On the other side of the fence, there Chinese powers that be have put forth their intentions to wipe off all forms of pornography with the help of these restrictions, and all of this is being done in order to ‘preserve national long-term stability’, to build a ‘harmonious society’ and to prevent the ‘poisoning of young people’s physical and mental health.

What is SARFT?

The official organization responsible for this moral crackdown on more than four hundred sites is the State Administration of Radio, Film, and Television, more popularly (or, in the current circumstances, perhaps notoriously) known as SARFT.

SARFT has even devised a three-pronged strategy to ‘protect’ the unwilling citizens from the evils of freedom of internet surfing. The first is a mass crackdown on internet pornography crimes. The second strategy entails an extension of power and administrative capacity of its security section, enabling the same to deter the ‘criminals’ in addition to being able to handle and deter more extensively and efficiently.
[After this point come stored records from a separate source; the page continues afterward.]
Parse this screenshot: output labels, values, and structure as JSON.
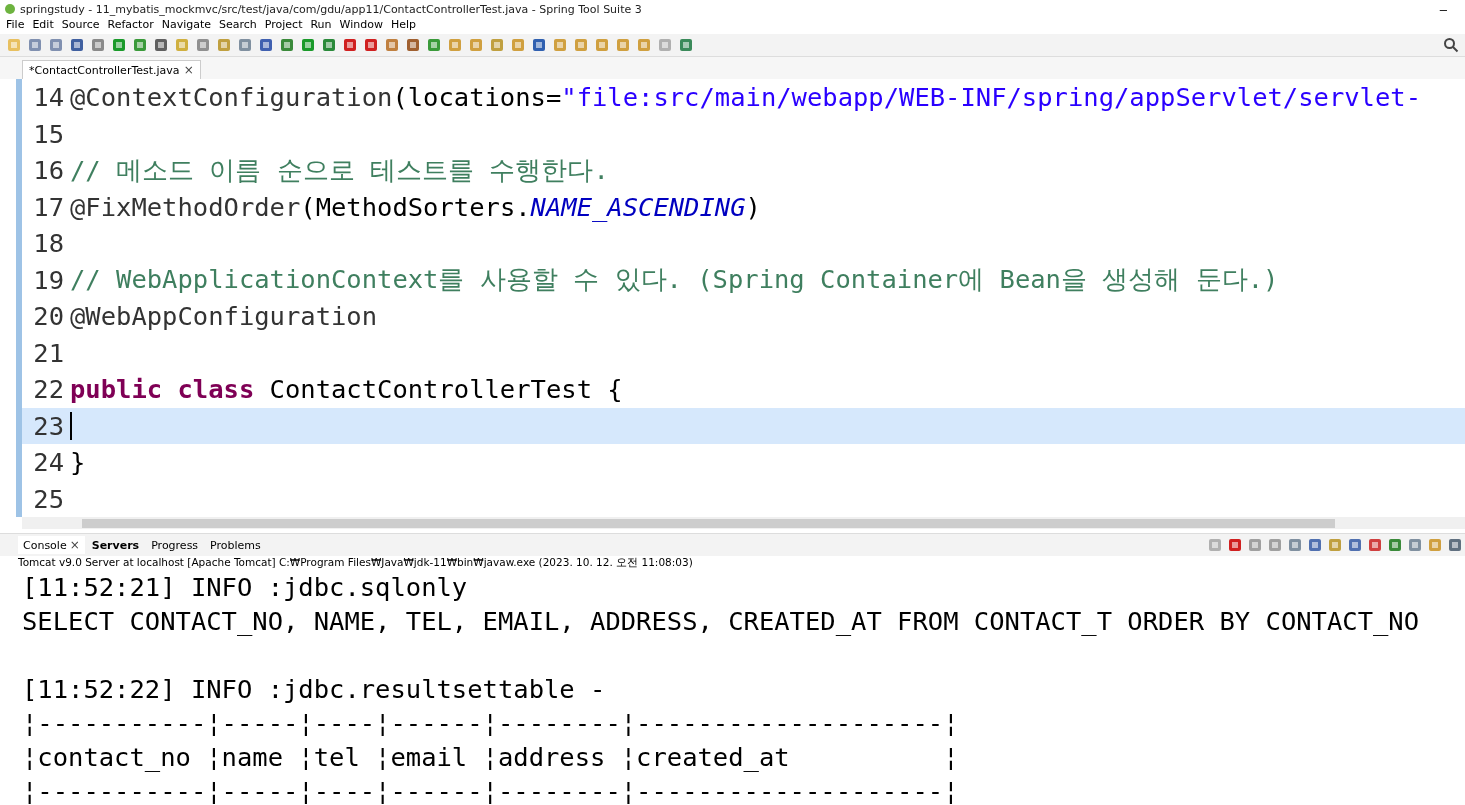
{
  "window": {
    "title": "springstudy - 11_mybatis_mockmvc/src/test/java/com/gdu/app11/ContactControllerTest.java - Spring Tool Suite 3",
    "minimize": "–"
  },
  "menu": [
    "File",
    "Edit",
    "Source",
    "Refactor",
    "Navigate",
    "Search",
    "Project",
    "Run",
    "Window",
    "Help"
  ],
  "editor_tabs": [
    {
      "label": "*ContactControllerTest.java",
      "close": "×",
      "selected": true
    }
  ],
  "editor": {
    "lines": [
      {
        "number": "14",
        "current": false,
        "tokens": [
          {
            "kind": "annotation",
            "text": "@ContextConfiguration"
          },
          {
            "kind": "plain",
            "text": "(locations="
          },
          {
            "kind": "string",
            "text": "\"file:src/main/webapp/WEB-INF/spring/appServlet/servlet-"
          }
        ]
      },
      {
        "number": "15",
        "current": false
      },
      {
        "number": "16",
        "current": false,
        "tokens": [
          {
            "kind": "comment",
            "text": "// 메소드 이름 순으로 테스트를 수행한다."
          }
        ]
      },
      {
        "number": "17",
        "current": false,
        "tokens": [
          {
            "kind": "annotation",
            "text": "@FixMethodOrder"
          },
          {
            "kind": "plain",
            "text": "(MethodSorters."
          },
          {
            "kind": "constant",
            "text": "NAME_ASCENDING"
          },
          {
            "kind": "plain",
            "text": ")"
          }
        ]
      },
      {
        "number": "18",
        "current": false
      },
      {
        "number": "19",
        "current": false,
        "tokens": [
          {
            "kind": "comment",
            "text": "// WebApplicationContext를 사용할 수 있다. (Spring Container에 Bean을 생성해 둔다.)"
          }
        ]
      },
      {
        "number": "20",
        "current": false,
        "tokens": [
          {
            "kind": "annotation",
            "text": "@WebAppConfiguration"
          }
        ]
      },
      {
        "number": "21",
        "current": false
      },
      {
        "number": "22",
        "current": false,
        "tokens": [
          {
            "kind": "keyword",
            "text": "public class"
          },
          {
            "kind": "plain",
            "text": " ContactControllerTest {"
          }
        ]
      },
      {
        "number": "23",
        "current": true
      },
      {
        "number": "24",
        "current": false,
        "tokens": [
          {
            "kind": "plain",
            "text": "}"
          }
        ]
      },
      {
        "number": "25",
        "current": false
      }
    ]
  },
  "console_tabs": [
    {
      "label": "Console",
      "close": "×",
      "selected": true,
      "bold": false
    },
    {
      "label": "Servers",
      "selected": false,
      "bold": true
    },
    {
      "label": "Progress",
      "selected": false,
      "bold": false
    },
    {
      "label": "Problems",
      "selected": false,
      "bold": false
    }
  ],
  "console": {
    "description": "Tomcat v9.0 Server at localhost [Apache Tomcat] C:₩Program Files₩Java₩jdk-11₩bin₩javaw.exe  (2023. 10. 12. 오전 11:08:03)",
    "blocks": [
      {
        "lines": [
          "[11:52:21] INFO :jdbc.sqlonly",
          "SELECT CONTACT_NO, NAME, TEL, EMAIL, ADDRESS, CREATED_AT FROM CONTACT_T ORDER BY CONTACT_NO"
        ]
      },
      {
        "lines": [
          "[11:52:22] INFO :jdbc.resultsettable -",
          "¦-----------¦-----¦----¦------¦--------¦--------------------¦",
          "¦contact_no ¦name ¦tel ¦email ¦address ¦created_at          ¦",
          "¦-----------¦-----¦----¦------¦--------¦--------------------¦"
        ]
      }
    ]
  }
}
The third part of this brilliant plan is enhancing collaboration and communication between various concerned departments in order to function more smoothly and efficiently.

The Blacklist

They propose fabricating a blacklist and to ‘urge’ ISPs to make efforts to filter out pornographic material with increasing security and preventive technology. While one might think that SARFT is simply making a fool of itself, maybe one needs to think of the ulterior, hidden agenda of power, control, and censorship which are the ultimate result of any such crackdown behind the rather pathetic veneer of moral policing.

Scarily enough, it seems to be working, though one has to think that SARFT believes that the average person’s IQ is in single digits if they really hope to get away with the whole issue without anyone noticing.

What do you think of the Chinese censorship? Let us know your thoughts in the comments below.